The Bad Accident Bank
by Sy Schreckinger – ANTIQUE TOY WORLD Magazine – June, 1986
One of my earliest
recollections concerning the subject matter of this article centers around
a conversation between two gentlemen at a toy show twenty years ago.
Although the eavesdropping was unintentional, my ears perked up, and my
curiosity became aroused when one of these persons (an avid collector —
unbeknownst to me at that time) remarked that he "was desperately seeking
a bad accident and felt confident that this was to be his lucky day. That
collector was successful in obtaining his Bad Accident — and this
collector received his Bad Accident shortly thereafter from a prominent
New York City dealer, the late Chic Darrow.
Despite unappealing racist connotations — so popular with 19th
century toy manufacturers — the Bad Accident mechanical bank is, in my
humble opinion, one of the most ingenious and intriguing of all
Unfortunately, to date, no patent information has been located.
Therefore, there is no documentation, merely speculation, as to who
designed this bank. The Bad Accident bears that unmistakable trademark of
one of the great bank designers of all time — Charles A. Bailey. Its base
abounds with graceful floral and leaf patterns. This, coupled with the
fact that the Bad Accident was advertised for sale in the 1891 toy catalog
of the J. and E. Stevens Company (Figure 1), which employed Bailey as
their chief mechanical bank designer, leads me to believe that he did, in
fact, design the Bad Accident.
It is also of interest to note that, in this catalog, a Donkey Wheel
toy is pictured (Figure 2) which, with one exception, has the same casting
as the donkey in the Bad Accident bank.

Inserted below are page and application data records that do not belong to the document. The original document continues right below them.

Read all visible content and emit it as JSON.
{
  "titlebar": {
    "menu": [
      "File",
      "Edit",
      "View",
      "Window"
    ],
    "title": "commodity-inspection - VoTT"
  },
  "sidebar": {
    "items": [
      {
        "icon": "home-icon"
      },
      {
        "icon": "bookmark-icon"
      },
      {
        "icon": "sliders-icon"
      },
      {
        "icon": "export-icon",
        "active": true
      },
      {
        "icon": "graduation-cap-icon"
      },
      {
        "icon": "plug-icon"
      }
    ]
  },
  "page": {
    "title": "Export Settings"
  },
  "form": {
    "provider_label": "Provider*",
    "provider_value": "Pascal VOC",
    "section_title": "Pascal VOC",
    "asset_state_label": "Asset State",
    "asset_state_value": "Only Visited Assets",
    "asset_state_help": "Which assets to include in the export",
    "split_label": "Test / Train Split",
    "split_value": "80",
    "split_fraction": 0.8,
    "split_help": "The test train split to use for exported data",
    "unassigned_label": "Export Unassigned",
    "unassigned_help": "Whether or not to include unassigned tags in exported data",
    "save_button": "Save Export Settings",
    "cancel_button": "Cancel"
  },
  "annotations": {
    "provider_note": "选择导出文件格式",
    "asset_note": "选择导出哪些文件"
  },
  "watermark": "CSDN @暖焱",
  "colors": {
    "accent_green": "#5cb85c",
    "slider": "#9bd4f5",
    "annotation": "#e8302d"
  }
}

That exception: a small wheel
placed between the donkey's front legs.
The action of the Bad Accident is illustrated and described in Figure
3, a copy of an ad which appeared in the 1890 Marshall Field toy catalog.
It graphically depicts the tale from which the bank derives its name:
"Place a coin under the feet of the driver, and press the lever. The boy
jumps into the road, frightening the donkey, and as he rears, the cart and
driver are thrown backward, when the coin falls into the body of the cart
and disappears. Price per doz., net, $8.50."
The coins were removed by way of a round Stevens'-type coin trap
underneath the cart.
There are no color variations of the Bad Accident, but, as shown in
Figures 4 and 5, there are two casting variations. The differences pertain
solely to the words, "BAD ACCIDENT" cast into the base of each bank. One
variation, the more common of the two, is that the letters read upside
down (Figure 4). The rarer version, with the letters right side up, is
seen in Figure 5.
To determine the monetary value of the rare variation, twenty percent
may be added to the value of the common variety, when the condition of
both are equivalent. Thus, it may be said that condition is a most
important factor in determining the desirability of this, as well as any
The colors of the banks shown in Figures 4 and 5 are as follows: the
driver's face, hands and shoes are black. His eyes are white with black
pupils and he has pink lips with white teeth. His hat is tan with a blue
band. He sports a light blue jacket with a dark blue collar. His shirt is
white with a yellow and red bow tie and he is wearing red pants with tan
spats. The watermelon wedge he so intently munches is green, white and
pink with black pits. The little boy's face is black, as are his hands and
feet. His eyes are white with black pupils and he has a red mouth. He
sports a red shirt and his pants are light blue. The donkey is light brown
with white eyes and a red mouth. Its hooves and harness are black and its
collar is red. The cart is yellow with red striping and the seat and top
of the cart are dark blue with tan boards. The wheels are red with black
decorations. The base depicts a tan dirt road, bordered on both sides by
green leaves, with yellow and white flowers. The words, "BAD ACCIDENT" are
highlighted in gold. Finally, the underside of the base is coated with a
creamy white protective varnish, as are all banks manufactured by the J.
and E. Stevens Company.
The Bad Accident is not considered rare. Nevertheless, its
desirability is enhanced by several factors: black subject matter,
multi-figural, exciting action, and an extremely colorful appearance.
Because of the bank's design, it has proven extremely fragile. Few have
survived, completely intact, the ravages of time and children. When a fine
specimen is for sale, it generally commands quite a high price.
In view of the fact that the Bad Accident has been reproduced, I am
including a base diagram (Figure 6) to aid in the determination of an
original versus a recast. The recast will appear approximately one-eighth
of an inch shorter along the base.
CORRECTION: In the article entitled, "The Perfection
Registering Bank, " Antique Toy World
April, 1986, it was erroneously
stated that the photo of the bank in Figure 1 was "actual size. " The
actual bank, in fact, is smaller than indicated by the photo. Please refer
to the base diagram for the correct size. The editor of this publication
apologizes for the error.